Rockadoon Shore is terrific. It's full of surprises and sharp writing, great belts of dialogue, and a gang of characters who manage to be likeable and unlikeable, clever and thick, loud and vulnerable, entertaining and very, very real (Roddy Doyle)

Fresh in its unpredictability . . . gutsy and ambitious (Guardian)

Crackling with wit and fine writing . . . An exuberant dispatch from the front line of youthful narcissism and despair (Mail on Sunday)

Rockadoon Shore, a saga about young people traversing the early years of adulthood and the decisions we make in life, is very much built to fit into the Irish literary-fiction domain where Donal Ryan and Lisa McInerney dwell (Irish Sunday Independent)

Think early Big Brother meets Friends, with a sprinkling of fish-out-of-water countryside farce à la Withnail & I . . . it hints at a keen and socially attentive writerly sensibility, which will hopefully be more expansively showcased in due course (Irish Times)

Gleeson is particularly good at skewering the unspoken tensions between his characters as the weekend falls apart spectacularly . . . This is an uncomfortable read that's like being in a slow, but mesmerising, train crash (Daily Mail)

Boisterous and energetic (Irish Independent)

Gleeson has energy and enthusiasm; he is a talent to watch (Sunday Business Post)

Rory Gleeson brilliantly nails the self-obsession of the young and entitled in this sharply observed tale of sex, drugs and Rockadoon Shore.
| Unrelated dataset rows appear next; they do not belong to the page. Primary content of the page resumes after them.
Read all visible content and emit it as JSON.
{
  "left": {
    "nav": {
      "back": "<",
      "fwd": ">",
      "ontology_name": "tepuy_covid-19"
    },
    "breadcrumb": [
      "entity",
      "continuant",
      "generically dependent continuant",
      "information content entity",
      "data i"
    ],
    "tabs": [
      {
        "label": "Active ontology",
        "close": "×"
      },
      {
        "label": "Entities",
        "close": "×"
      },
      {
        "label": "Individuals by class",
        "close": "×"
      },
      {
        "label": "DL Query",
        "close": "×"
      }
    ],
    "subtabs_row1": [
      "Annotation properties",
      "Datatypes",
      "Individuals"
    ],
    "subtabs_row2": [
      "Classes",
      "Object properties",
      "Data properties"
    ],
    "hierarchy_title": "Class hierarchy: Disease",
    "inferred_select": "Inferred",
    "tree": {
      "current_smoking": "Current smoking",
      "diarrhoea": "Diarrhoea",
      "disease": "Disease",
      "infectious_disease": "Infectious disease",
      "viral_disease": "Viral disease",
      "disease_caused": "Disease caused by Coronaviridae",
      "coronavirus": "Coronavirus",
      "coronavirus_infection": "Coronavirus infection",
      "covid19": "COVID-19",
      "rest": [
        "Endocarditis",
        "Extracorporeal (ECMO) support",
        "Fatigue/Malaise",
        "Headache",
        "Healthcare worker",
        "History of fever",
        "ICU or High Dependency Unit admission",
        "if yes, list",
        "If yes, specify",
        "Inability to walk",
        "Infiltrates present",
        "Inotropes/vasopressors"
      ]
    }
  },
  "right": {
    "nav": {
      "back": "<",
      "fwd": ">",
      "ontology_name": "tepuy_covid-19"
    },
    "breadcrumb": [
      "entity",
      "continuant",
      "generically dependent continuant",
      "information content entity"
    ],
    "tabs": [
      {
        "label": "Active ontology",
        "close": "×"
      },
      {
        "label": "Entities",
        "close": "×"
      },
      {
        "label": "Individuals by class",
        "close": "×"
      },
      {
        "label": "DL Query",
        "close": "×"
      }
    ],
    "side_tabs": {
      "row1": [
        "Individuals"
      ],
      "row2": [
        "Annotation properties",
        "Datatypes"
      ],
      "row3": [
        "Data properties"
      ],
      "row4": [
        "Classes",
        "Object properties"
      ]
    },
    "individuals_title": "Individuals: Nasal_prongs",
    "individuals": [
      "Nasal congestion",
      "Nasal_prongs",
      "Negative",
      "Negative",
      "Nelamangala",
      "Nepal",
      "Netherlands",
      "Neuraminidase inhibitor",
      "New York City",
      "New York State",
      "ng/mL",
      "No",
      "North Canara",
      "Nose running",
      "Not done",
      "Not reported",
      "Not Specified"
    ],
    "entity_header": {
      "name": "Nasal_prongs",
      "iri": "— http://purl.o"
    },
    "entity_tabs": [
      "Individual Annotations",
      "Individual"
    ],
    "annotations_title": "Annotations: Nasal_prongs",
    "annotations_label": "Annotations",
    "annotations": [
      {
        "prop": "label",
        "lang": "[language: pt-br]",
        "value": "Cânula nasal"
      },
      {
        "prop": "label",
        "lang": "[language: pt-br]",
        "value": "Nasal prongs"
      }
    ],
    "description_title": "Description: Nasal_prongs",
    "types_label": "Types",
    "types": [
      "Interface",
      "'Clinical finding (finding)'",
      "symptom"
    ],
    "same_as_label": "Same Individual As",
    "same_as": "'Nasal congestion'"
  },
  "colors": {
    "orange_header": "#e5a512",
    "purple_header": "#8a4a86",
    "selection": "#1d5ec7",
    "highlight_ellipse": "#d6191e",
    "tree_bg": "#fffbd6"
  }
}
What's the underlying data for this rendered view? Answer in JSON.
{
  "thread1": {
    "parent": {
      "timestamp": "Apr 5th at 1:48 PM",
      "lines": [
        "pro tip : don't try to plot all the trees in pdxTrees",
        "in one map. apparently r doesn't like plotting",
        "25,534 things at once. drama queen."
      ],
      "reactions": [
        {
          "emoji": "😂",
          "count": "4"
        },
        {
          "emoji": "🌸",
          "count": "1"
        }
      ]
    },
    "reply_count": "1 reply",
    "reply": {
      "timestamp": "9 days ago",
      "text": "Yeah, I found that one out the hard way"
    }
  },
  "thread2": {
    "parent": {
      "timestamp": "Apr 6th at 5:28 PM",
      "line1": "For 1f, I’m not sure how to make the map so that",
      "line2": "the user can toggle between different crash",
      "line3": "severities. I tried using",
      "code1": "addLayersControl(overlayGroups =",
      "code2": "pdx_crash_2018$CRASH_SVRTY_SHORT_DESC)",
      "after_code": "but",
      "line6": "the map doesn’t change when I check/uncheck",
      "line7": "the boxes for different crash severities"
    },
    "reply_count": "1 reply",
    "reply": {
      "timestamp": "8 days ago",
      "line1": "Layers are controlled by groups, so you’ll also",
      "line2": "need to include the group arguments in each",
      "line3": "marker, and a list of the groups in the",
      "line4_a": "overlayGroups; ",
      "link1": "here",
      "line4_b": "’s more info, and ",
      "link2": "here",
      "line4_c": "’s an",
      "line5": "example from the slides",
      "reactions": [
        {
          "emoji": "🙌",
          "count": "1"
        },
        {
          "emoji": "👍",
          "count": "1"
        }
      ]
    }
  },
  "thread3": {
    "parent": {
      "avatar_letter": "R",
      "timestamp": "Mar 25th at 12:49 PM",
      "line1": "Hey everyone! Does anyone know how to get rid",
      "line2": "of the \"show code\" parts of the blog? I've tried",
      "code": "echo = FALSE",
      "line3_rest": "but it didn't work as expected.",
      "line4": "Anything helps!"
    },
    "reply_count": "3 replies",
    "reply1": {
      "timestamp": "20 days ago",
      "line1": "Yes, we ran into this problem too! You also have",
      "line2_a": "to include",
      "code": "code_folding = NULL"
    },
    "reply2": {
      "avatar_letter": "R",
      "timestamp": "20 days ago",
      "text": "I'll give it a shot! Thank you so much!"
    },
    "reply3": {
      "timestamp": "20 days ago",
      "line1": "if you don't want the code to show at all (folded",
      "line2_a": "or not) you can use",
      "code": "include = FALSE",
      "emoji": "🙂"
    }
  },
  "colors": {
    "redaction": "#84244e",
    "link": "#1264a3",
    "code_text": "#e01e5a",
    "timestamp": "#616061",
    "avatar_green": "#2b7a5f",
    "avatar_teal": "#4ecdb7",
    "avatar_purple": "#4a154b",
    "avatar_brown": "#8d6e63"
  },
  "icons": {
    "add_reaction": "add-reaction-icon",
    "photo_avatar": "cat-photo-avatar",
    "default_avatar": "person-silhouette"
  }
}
A brand new and welcome voice speaking for the disenchanted and disaffected (Liz Nugent)

Fierce, funny, vivid, and compelling from the first line. Rory Gleeson is one of the most exciting Irish storytellers to have emerged in years (Gavin Corbett)

Rory Gleeson's debut novel reads like A Midsummer Night's Dream by way of Trainspotting, all moonlight and MDMA . . . Savage comedy and inevitable tragedy are unflinchingly and dauntlessly intermingled in this impressive debut, which has a flawless sense of place (Sunday Times)

Sharply funny (Sunday Express)